The Princess and the Frog


An old-fashioned and somewhat typical Disney animated film with gorgeous animation, an interesting story with a social conscience, and a decent Randy Newman score. I enjoyed it from start to finish but felt it lacked the grand themes and music of former greats like Beauty and the Beast, Little Mermaid and The Hunchback, etc. ***



The Fantastic Mr. Fox


Another animated film, this one completely different from the last, giving us a style and feel unlike anything I have seen before. But that’s what one would expect from director Wes Anderson. I really appreciated the sophisticated intelligent humour, aimed more at adults than children, and the quirky way the story was told. I also thought George Clooney was great as the protagonist. This is a film with much to say about community and humanization (or animalization?). Nevertheless, the style was too distracting for me and kept me from liking it as much as most of the critics. ***+

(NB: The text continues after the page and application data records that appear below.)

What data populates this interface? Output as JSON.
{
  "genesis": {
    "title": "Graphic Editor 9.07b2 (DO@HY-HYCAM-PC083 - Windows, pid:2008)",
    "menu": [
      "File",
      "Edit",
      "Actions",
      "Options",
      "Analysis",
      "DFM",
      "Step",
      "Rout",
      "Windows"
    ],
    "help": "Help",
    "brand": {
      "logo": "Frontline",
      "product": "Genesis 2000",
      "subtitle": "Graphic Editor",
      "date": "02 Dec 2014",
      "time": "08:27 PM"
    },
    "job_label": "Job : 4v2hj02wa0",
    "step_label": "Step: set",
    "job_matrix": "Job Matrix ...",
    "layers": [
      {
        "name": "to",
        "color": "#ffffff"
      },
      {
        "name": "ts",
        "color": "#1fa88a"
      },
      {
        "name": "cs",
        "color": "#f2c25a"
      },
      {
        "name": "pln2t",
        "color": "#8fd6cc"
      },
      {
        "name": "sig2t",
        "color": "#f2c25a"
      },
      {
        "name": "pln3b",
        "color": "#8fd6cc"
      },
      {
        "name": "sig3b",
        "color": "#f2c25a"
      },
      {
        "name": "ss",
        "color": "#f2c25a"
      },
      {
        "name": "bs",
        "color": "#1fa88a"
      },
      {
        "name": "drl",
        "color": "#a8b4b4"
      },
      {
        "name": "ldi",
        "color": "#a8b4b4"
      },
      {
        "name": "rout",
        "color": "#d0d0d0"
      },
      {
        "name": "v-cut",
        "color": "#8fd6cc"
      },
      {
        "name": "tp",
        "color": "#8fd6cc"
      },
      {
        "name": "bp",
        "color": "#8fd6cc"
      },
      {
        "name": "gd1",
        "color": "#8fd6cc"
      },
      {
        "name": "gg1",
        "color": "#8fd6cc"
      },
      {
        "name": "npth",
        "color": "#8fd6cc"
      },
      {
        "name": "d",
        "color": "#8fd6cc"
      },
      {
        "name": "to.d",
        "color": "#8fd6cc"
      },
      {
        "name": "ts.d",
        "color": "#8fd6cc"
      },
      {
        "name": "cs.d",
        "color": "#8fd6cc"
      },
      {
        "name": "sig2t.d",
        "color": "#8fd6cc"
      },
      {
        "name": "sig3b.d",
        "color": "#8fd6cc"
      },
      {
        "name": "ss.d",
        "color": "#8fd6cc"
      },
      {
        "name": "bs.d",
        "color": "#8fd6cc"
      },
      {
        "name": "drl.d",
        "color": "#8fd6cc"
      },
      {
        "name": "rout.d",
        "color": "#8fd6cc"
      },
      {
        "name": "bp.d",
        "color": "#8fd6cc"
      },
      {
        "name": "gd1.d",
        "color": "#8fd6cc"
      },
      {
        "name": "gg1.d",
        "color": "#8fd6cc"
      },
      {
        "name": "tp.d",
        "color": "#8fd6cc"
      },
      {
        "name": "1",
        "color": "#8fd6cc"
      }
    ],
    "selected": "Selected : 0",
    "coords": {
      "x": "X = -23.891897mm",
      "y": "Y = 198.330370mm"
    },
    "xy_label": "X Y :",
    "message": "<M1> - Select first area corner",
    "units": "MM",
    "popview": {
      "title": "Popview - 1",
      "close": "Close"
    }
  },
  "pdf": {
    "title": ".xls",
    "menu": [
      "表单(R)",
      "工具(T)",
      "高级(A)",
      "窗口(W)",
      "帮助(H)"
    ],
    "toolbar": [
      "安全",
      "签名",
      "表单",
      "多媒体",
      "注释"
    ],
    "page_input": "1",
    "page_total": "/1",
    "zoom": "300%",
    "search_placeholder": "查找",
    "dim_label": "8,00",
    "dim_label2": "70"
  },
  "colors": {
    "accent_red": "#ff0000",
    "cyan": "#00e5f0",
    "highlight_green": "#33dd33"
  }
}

The Men Who Stare at Goats


Another quirky sophisticated comedy, this time underrated rather than overrated. It’s a wacky satire about the military. Sure it doesn’t always work, but when it does, it’s very funny and it has some thought-provoking things to say about war and the military-industrial complex. Great fun! George Clooney and Jeff Bridges are two of the best out there and their performances alone make this film worth ***+.



The Imaginarium of Dr. Parnassus


This is a wild mess of a film from start to finish. Heath Ledger died during the filming and was replaced by Johnny Depp, Jude Law and Colin Farrell. Impressive casting, and decent acting on all three parts (especially Johnny), but it still seemed weird. And yet? And yet I could not help enjoying every minute of this mess. After all, Terry Gilliam, one of my favourite directors, made it. He excels at making bizarre films unlike any we’ve seen before. There’s a lot to be said for that, and for the courage it takes to stand by one’s vision. Behind Gilliam’s mess are some thought-provoking and highly discussable ideas, especially on the theme of hope, and that’s always a good thing. ***+



Invictus


John Pilger’s scathing indictment of Invictus notwithstanding, Clint Eastwood has directed another winner with this mostly unsensational look at Nelson Mandela’s attempts to unite his divided country through sports. Eastwood is helped by standout performances by Morgan Freeman and Matt Damon. One of the most impressive things about the film is the way every person in it comes across sympathetically - a fine achievement in humanization. Pilger claims the film is “an insult to the struggle against Apartheid in South Africa” and has a “subliminal theme [that] is all too familiar: colonialism deserves forgiveness and accommodation, never justice.” I understand where he is coming from, but think he’s a little too cynical (and I wonder what he means by justice), especially when people whose opinions I respect, and who have lived for years in South Africa, tell me they loved Invictus. ***+



The Road


Another end-of-the-world film, but ever so much better than 2012. I read the book by Cormac McCarthy in three days in December 2008 (reading a book in less than a month is something I haven’t done in decades). The film is so true to the book that I felt like I had seen it before. The Road is an incredibly gray, bleak and depressing film, but that’s what it’s supposed to be. The atmosphere created by the cinematography is perfect, just the right level of haunting horror mixed with drab never-ending despair (so not a Valentine’s Day film, in case you’re making plans, though the film does have a lot to say about love). What makes this film work are the perfect, understated and unsentimental performances by Viggo Mortensen and Kodi Smit-McPhee as the father and son struggling to survive the desperate days ahead. Charlize Theron and Robert Duvall aren’t bad either, though they have small roles. Just missed my top ten. ***+


1 comment: